Page and application data records =>
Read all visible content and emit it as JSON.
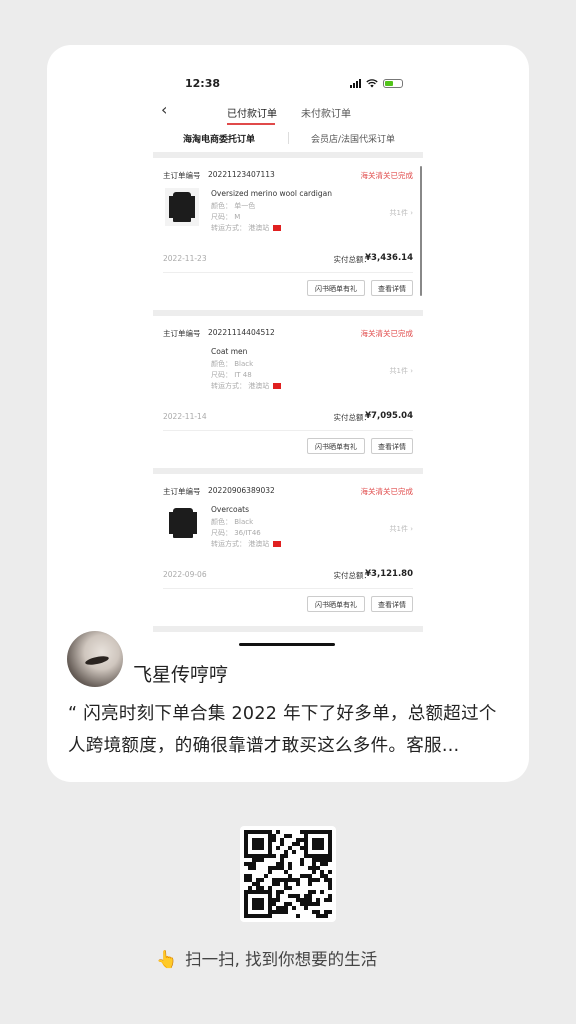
{
  "status_bar": {
    "time": "12:38"
  },
  "nav": {
    "back": "‹",
    "tab_paid": "已付款订单",
    "tab_unpaid": "未付款订单"
  },
  "subtabs": {
    "a": "海淘电商委托订单",
    "b": "会员店/法国代采订单"
  },
  "orders": [
    {
      "no_label": "主订单编号",
      "no": "20221123407113",
      "status": "海关清关已完成",
      "product": "Oversized merino wool cardigan",
      "attrs": [
        "颜色： 单一色",
        "尺码： M",
        "转运方式： 港澳站"
      ],
      "qty": "共1件 ›",
      "date": "2022-11-23",
      "total_label": "实付总额：",
      "total": "¥3,436.14",
      "btn_share": "闪书晒单有礼",
      "btn_detail": "查看详情"
    },
    {
      "no_label": "主订单编号",
      "no": "20221114404512",
      "status": "海关清关已完成",
      "product": "Coat men",
      "attrs": [
        "颜色： Black",
        "尺码： IT 48",
        "转运方式： 港澳站"
      ],
      "qty": "共1件 ›",
      "date": "2022-11-14",
      "total_label": "实付总额：",
      "total": "¥7,095.04",
      "btn_share": "闪书晒单有礼",
      "btn_detail": "查看详情"
    },
    {
      "no_label": "主订单编号",
      "no": "20220906389032",
      "status": "海关清关已完成",
      "product": "Overcoats",
      "attrs": [
        "颜色： Black",
        "尺码： 36/IT46",
        "转运方式： 港澳站"
      ],
      "qty": "共1件 ›",
      "date": "2022-09-06",
      "total_label": "实付总额：",
      "total": "¥3,121.80",
      "btn_share": "闪书晒单有礼",
      "btn_detail": "查看详情"
    }
  ],
  "user": {
    "name": "飞星传哼哼"
  },
  "quote": "“ 闪亮时刻下单合集 2022 年下了好多单，总额超过个人跨境额度，的确很靠谱才敢买这么多件。客服…",
  "footer": {
    "hand_icon": "👆",
    "slogan": "扫一扫, 找到你想要的生活"
  }
}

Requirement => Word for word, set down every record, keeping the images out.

Answer section =>
Read all visible content and emit it as JSON.
{
  "status_bar": {
    "time": "12:38"
  },
  "nav": {
    "back": "‹",
    "tab_paid": "已付款订单",
    "tab_unpaid": "未付款订单"
  },
  "subtabs": {
    "a": "海淘电商委托订单",
    "b": "会员店/法国代采订单"
  },
  "orders": [
    {
      "no_label": "主订单编号",
      "no": "20221123407113",
      "status": "海关清关已完成",
      "product": "Oversized merino wool cardigan",
      "attrs": [
        "颜色： 单一色",
        "尺码： M",
        "转运方式： 港澳站"
      ],
      "qty": "共1件 ›",
      "date": "2022-11-23",
      "total_label": "实付总额：",
      "total": "¥3,436.14",
      "btn_share": "闪书晒单有礼",
      "btn_detail": "查看详情"
    },
    {
      "no_label": "主订单编号",
      "no": "20221114404512",
      "status": "海关清关已完成",
      "product": "Coat men",
      "attrs": [
        "颜色： Black",
        "尺码： IT 48",
        "转运方式： 港澳站"
      ],
      "qty": "共1件 ›",
      "date": "2022-11-14",
      "total_label": "实付总额：",
      "total": "¥7,095.04",
      "btn_share": "闪书晒单有礼",
      "btn_detail": "查看详情"
    },
    {
      "no_label": "主订单编号",
      "no": "20220906389032",
      "status": "海关清关已完成",
      "product": "Overcoats",
      "attrs": [
        "颜色： Black",
        "尺码： 36/IT46",
        "转运方式： 港澳站"
      ],
      "qty": "共1件 ›",
      "date": "2022-09-06",
      "total_label": "实付总额：",
      "total": "¥3,121.80",
      "btn_share": "闪书晒单有礼",
      "btn_detail": "查看详情"
    }
  ],
  "user": {
    "name": "飞星传哼哼"
  },
  "quote": "“ 闪亮时刻下单合集 2022 年下了好多单，总额超过个人跨境额度，的确很靠谱才敢买这么多件。客服…",
  "footer": {
    "hand_icon": "👆",
    "slogan": "扫一扫, 找到你想要的生活"
  }
}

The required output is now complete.